Before a vaccine for measles was developed, I nearly died as a youngster from the disease. That personal experience, along with over 30 years working in women's health, leads me to believe that vaccines are generally safe and effective, saving millions of lives around the world every year.
Yet, according to a recent survey from STAT and the Harris Poll, 78% of Americans worry that the COVID-19 vaccine approval process is being driven more by politics than science.
I have spent over 30 years engaged in advancing scientific research and women's health. Throughout my decades of research, I have worked closely with Democratic and Republican members of Congress, five U.S. Food and Drug Administration (FDA) commissioners, the director of the National Institutes of Health (NIH) and the heads of Health and Human Services (HHS) from both major political parties. It is through a nonpartisan lens that I'm able to discuss the scientific realities of the COVID-19 vaccine approval process and why I believe we must increase public trust in vaccines.
How vaccines are developed
COVID-19 is a serious condition. Although older adults and people with existing chronic medical conditions are at greater risk of becoming seriously ill with the disease, no individual is exempt from potentially developing a serious case or experiencing long-term health complications. A vaccine to protect against COVID-19 may be our best chance of keeping millions of Americans healthy and safe.
Vaccines typically require many years of research — and sometimes even decades — before they undergo clinical trials, but the severity of the current coronavirus pandemic has prompted researchers around the world to work toward the development of a safe vaccine. As of today, 44 vaccines are being tested on humans in clinical trials.

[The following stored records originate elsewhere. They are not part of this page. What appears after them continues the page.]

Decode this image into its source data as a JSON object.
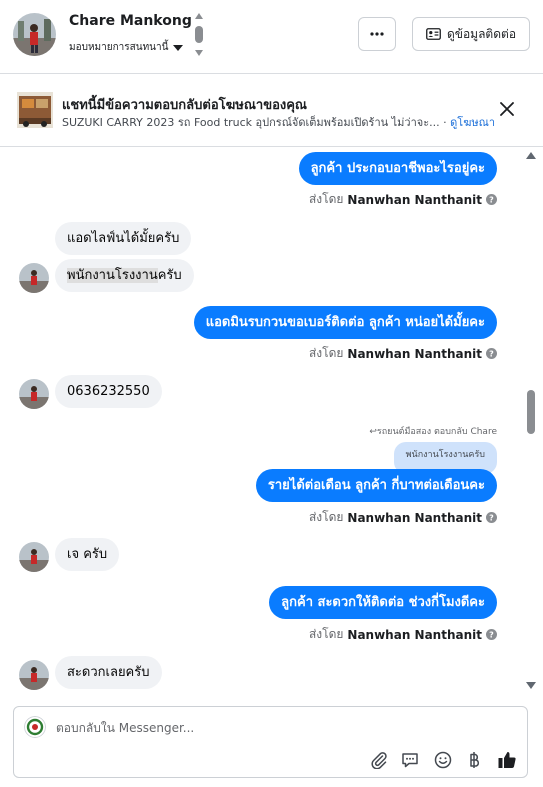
{
  "header": {
    "contact_name": "Chare Mankong",
    "assign_label": "มอบหมายการสนทนานี้",
    "more_label": "···",
    "contact_info_label": "ดูข้อมูลติดต่อ"
  },
  "ad_banner": {
    "title": "แชทนี้มีข้อความตอบกลับต่อโฆษณาของคุณ",
    "subtitle": "SUZUKI CARRY 2023 รถ Food truck อุปกรณ์จัดเต็มพร้อมเปิดร้าน ไม่ว่าจะ...",
    "link_label": "ดูโฆษณา"
  },
  "messages": [
    {
      "dir": "out",
      "text": "ลูกค้า ประกอบอาชีพอะไรอยู่คะ"
    },
    {
      "dir": "out_meta",
      "prefix": "ส่งโดย",
      "sender": "Nanwhan Nanthanit"
    },
    {
      "dir": "in",
      "text": "แอดไลฟ์นได้มั้ยครับ"
    },
    {
      "dir": "in",
      "text_highlight": "พนักงานโรงงาน",
      "text_rest": "ครับ"
    },
    {
      "dir": "out",
      "text": "แอดมินรบกวนขอเบอร์ติดต่อ ลูกค้า หน่อยได้มั้ยคะ"
    },
    {
      "dir": "out_meta",
      "prefix": "ส่งโดย",
      "sender": "Nanwhan Nanthanit"
    },
    {
      "dir": "in",
      "text": "0636232550"
    },
    {
      "dir": "reply_meta",
      "text": "↩รถยนต์มือสอง ตอบกลับ Chare"
    },
    {
      "dir": "quoted",
      "text": "พนักงานโรงงานครับ"
    },
    {
      "dir": "out",
      "text": "รายได้ต่อเดือน ลูกค้า กี่บาทต่อเดือนคะ"
    },
    {
      "dir": "out_meta",
      "prefix": "ส่งโดย",
      "sender": "Nanwhan Nanthanit"
    },
    {
      "dir": "in",
      "text": "เจ ครับ"
    },
    {
      "dir": "out",
      "text": "ลูกค้า สะดวกให้ติดต่อ ช่วงกี่โมงดีคะ"
    },
    {
      "dir": "out_meta",
      "prefix": "ส่งโดย",
      "sender": "Nanwhan Nanthanit"
    },
    {
      "dir": "in",
      "text": "สะดวกเลยครับ"
    }
  ],
  "composer": {
    "placeholder": "ตอบกลับใน Messenger..."
  },
  "icons": {
    "stepper": "up-down-arrows-icon",
    "more": "ellipsis-icon",
    "contact_card": "contact-card-icon",
    "close": "close-icon",
    "info": "info-icon",
    "attach": "paperclip-icon",
    "saved_replies": "speech-bubble-icon",
    "emoji": "smiley-icon",
    "currency": "baht-icon",
    "like": "thumbs-up-icon"
  },
  "colors": {
    "outgoing_bubble": "#0a7cff",
    "incoming_bubble": "#f0f2f5",
    "link": "#1a6ed8"
  }
}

There's a lot of misunderstanding about clinical trials, which are research studies performed on people that evaluate whether new treatments are safe. Clinical trials include four phases. The earliest phases test whether a new treatment is safe for people while the final phases determine whether a drug, vaccine or other therapy is better than any other treatments that may already be in use. Although researchers are racing to develop a COVID-19 vaccine, one doesn't have a chance of being approved and distributed to the public until it has made it through all of the phases and is approved by the FDA.

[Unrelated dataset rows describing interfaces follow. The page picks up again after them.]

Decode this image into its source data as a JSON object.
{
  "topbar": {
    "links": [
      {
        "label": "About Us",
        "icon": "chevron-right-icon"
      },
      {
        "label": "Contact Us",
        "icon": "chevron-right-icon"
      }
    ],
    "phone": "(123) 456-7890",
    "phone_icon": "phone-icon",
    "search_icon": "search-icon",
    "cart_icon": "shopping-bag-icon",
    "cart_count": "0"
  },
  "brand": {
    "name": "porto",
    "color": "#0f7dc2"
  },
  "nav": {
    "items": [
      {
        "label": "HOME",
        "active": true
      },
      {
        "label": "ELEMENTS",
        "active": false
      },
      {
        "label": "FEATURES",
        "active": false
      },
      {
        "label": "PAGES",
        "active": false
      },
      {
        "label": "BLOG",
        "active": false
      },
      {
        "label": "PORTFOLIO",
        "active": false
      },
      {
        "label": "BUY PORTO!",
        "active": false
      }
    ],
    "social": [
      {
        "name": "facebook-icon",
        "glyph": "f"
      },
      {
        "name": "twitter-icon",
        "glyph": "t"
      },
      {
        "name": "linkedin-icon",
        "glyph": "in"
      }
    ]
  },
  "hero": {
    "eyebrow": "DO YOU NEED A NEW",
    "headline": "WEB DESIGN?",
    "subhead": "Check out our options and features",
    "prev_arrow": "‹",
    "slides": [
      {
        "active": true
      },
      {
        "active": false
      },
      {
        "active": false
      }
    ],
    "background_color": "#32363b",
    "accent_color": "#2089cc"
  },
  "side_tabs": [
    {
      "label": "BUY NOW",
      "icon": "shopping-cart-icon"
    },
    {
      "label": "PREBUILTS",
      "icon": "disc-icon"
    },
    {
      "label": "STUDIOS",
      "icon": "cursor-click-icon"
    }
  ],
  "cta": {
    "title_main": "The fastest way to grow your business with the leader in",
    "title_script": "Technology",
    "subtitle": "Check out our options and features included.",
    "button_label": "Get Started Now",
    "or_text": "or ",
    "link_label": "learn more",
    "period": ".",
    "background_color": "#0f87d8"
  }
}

Will a COVID-19 vaccine be safe?
While vaccines are safe, none of them are 100% effective. For example, the measles vaccine is about 98% effective.
I'm encouraged to see that nine of the main pharmaceutical companies working on COVID-19 vaccines have pledged to "stand with science" and work together to assure that whichever vaccine is first approved by the FDA is safe and effective.

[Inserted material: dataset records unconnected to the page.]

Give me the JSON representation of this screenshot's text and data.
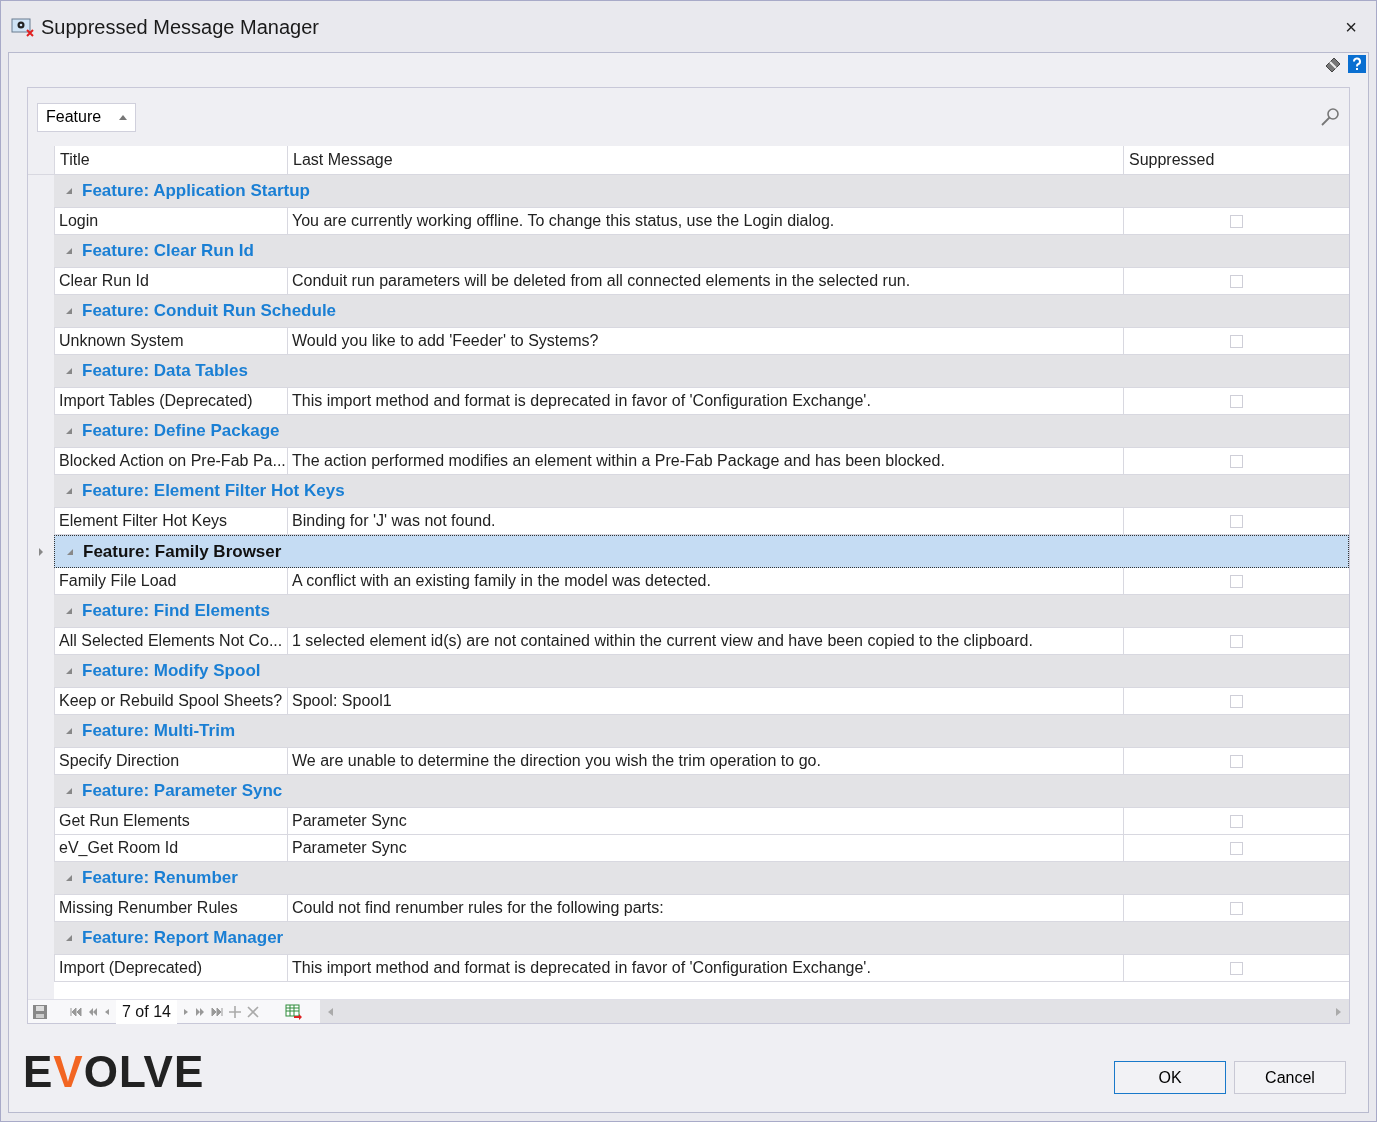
{
  "window": {
    "title": "Suppressed Message Manager",
    "close": "×"
  },
  "group_by": {
    "label": "Feature"
  },
  "table": {
    "columns": [
      "Title",
      "Last Message",
      "Suppressed"
    ],
    "groups": [
      {
        "title": "Feature: Application Startup",
        "expanded": true,
        "selected": false,
        "rows": [
          {
            "title": "Login",
            "message": "You are currently working offline. To change this status, use the Login dialog.",
            "suppressed": false
          }
        ]
      },
      {
        "title": "Feature: Clear Run Id",
        "expanded": true,
        "selected": false,
        "rows": [
          {
            "title": "Clear Run Id",
            "message": "Conduit run parameters will be deleted from all connected elements in the selected run.",
            "suppressed": false
          }
        ]
      },
      {
        "title": "Feature: Conduit Run Schedule",
        "expanded": true,
        "selected": false,
        "rows": [
          {
            "title": "Unknown System",
            "message": "Would you like to add 'Feeder' to Systems?",
            "suppressed": false
          }
        ]
      },
      {
        "title": "Feature: Data Tables",
        "expanded": true,
        "selected": false,
        "rows": [
          {
            "title": "Import Tables (Deprecated)",
            "message": "This import method and format is deprecated in favor of 'Configuration Exchange'.",
            "suppressed": false
          }
        ]
      },
      {
        "title": "Feature: Define Package",
        "expanded": true,
        "selected": false,
        "rows": [
          {
            "title": "Blocked Action on Pre-Fab Pa...",
            "message": "The action performed modifies an element within a Pre-Fab Package and has been blocked.",
            "suppressed": false
          }
        ]
      },
      {
        "title": "Feature: Element Filter Hot Keys",
        "expanded": true,
        "selected": false,
        "rows": [
          {
            "title": "Element Filter Hot Keys",
            "message": "Binding for 'J' was not found.",
            "suppressed": false
          }
        ]
      },
      {
        "title": "Feature: Family Browser",
        "expanded": true,
        "selected": true,
        "rows": [
          {
            "title": "Family File Load",
            "message": "A conflict with an existing family in the model was detected.",
            "suppressed": false
          }
        ]
      },
      {
        "title": "Feature: Find Elements",
        "expanded": true,
        "selected": false,
        "rows": [
          {
            "title": "All Selected Elements Not Co...",
            "message": "1 selected element id(s) are not contained within the current view and have been copied to the clipboard.",
            "suppressed": false
          }
        ]
      },
      {
        "title": "Feature: Modify Spool",
        "expanded": true,
        "selected": false,
        "rows": [
          {
            "title": "Keep or Rebuild Spool Sheets?",
            "message": "Spool: Spool1",
            "suppressed": false
          }
        ]
      },
      {
        "title": "Feature: Multi-Trim",
        "expanded": true,
        "selected": false,
        "rows": [
          {
            "title": "Specify Direction",
            "message": "We are unable to determine the direction you wish the trim operation to go.",
            "suppressed": false
          }
        ]
      },
      {
        "title": "Feature: Parameter Sync",
        "expanded": true,
        "selected": false,
        "rows": [
          {
            "title": "Get Run Elements",
            "message": "Parameter Sync",
            "suppressed": false
          },
          {
            "title": "eV_Get Room Id",
            "message": "Parameter Sync",
            "suppressed": false
          }
        ]
      },
      {
        "title": "Feature: Renumber",
        "expanded": true,
        "selected": false,
        "rows": [
          {
            "title": "Missing Renumber Rules",
            "message": "Could not find renumber rules for the following parts:",
            "suppressed": false
          }
        ]
      },
      {
        "title": "Feature: Report Manager",
        "expanded": true,
        "selected": false,
        "rows": [
          {
            "title": "Import (Deprecated)",
            "message": "This import method and format is deprecated in favor of 'Configuration Exchange'.",
            "suppressed": false
          }
        ]
      }
    ]
  },
  "navigator": {
    "position": "7 of 14"
  },
  "logo": "EVOLVE",
  "buttons": [
    {
      "label": "OK",
      "kind": "default"
    },
    {
      "label": "Cancel",
      "kind": "normal"
    }
  ]
}
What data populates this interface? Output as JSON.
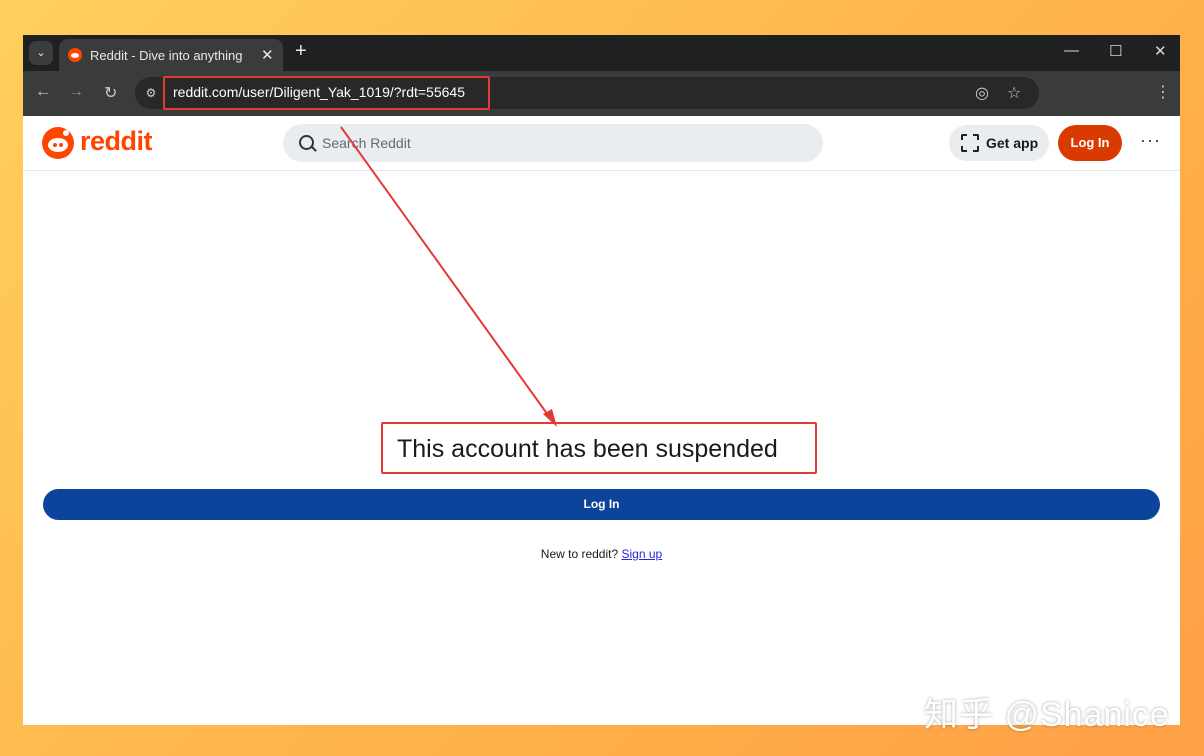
{
  "browser": {
    "tab_title": "Reddit - Dive into anything",
    "tab_close": "✕",
    "new_tab": "+",
    "url": "reddit.com/user/Diligent_Yak_1019/?rdt=55645"
  },
  "header": {
    "logo_text": "reddit",
    "search_placeholder": "Search Reddit",
    "get_app": "Get app",
    "login": "Log In"
  },
  "main": {
    "message": "This account has been suspended",
    "login_button": "Log In",
    "new_text": "New to reddit? ",
    "signup_link": "Sign up"
  },
  "watermark": "知乎 @Shanice",
  "colors": {
    "brand": "#ff4500",
    "login_top": "#d93a00",
    "login_main": "#0b449a",
    "annotation": "#e53935"
  }
}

I acknowledge, however, that vaccine approval is just the beginning of an uphill journey toward crushing COVID-19. Distributing vaccines to people across the United States will be difficult. Not only will a large enough volume of vaccines need to be created, but supply chains must be able to properly store, refrigerate, transport and distribute massive numbers of vials.
Public trust and vaccine hesitancy
Even before the onset of the current pandemic, public perceptions about the safety and effectiveness of vaccines ranged from people who thought they were very safe and necessary to people who were skeptical of the science. In 2019, this skepticism led the World Health Organization to name vaccine hesitancy as one of the top 10 threats to global health.
I believe there is a COVID-19 vaccine on the horizon. As a researcher who trusts the science, I hope that most people, if they are able, will get the vaccine. For this to happen, we need to increase the public trust of vaccines.
In September, HealthyWomen joined the Alliance for Aging Research and 77 other national organizations in signing a letter urging leaders of federal health care agencies to rise above politics to address public concern and skepticism about COVID-19 vaccines. Focusing on the science and demanding government leaders make nonpartisan decisions based on evidence is the only way we will increase public trust in vaccines and move toward ending the current pandemic.
What to do now
While we still don't have a cure or a vaccine for COVID-19, we can take charge of our own health by making sure we have the most up-to-date research and scientific information. The Alliance for Aging Research released a short, helpful video about how vaccines work. It debunks common myths and misconceptions about vaccines.
We also need to listen to the experts. I've known and worked with Dr. Anthony Fauci — the Director of the National Institute of Allergy and Infectious Diseases and a member of the White House Coronavirus Task Force — for 20 years. I've also worked with the NIH Commissioner, Dr. Francis Collins. These are individuals who have advised many presidents and government agencies on both sides of the aisle. They can be trusted to give us accurate, science-driven information.
Currently, the most important advice is to follow proper social distancing guidelines and to wear your mask in public. This will allow researchers to work toward developing a vaccine with as few people as possible getting sick — including you, your loved ones and people living in your community.
Phyllis E. Greenberger is the senior vice president for science and health policy at HealthyWomen. She has over 30 years experience advancing scientific research and women's health, including as CEO and president of the Society for Women's Health Research. Greenberger is the recipient of numerous awards, including the Department of Health and Human Services' Trailblazer in Women's Health.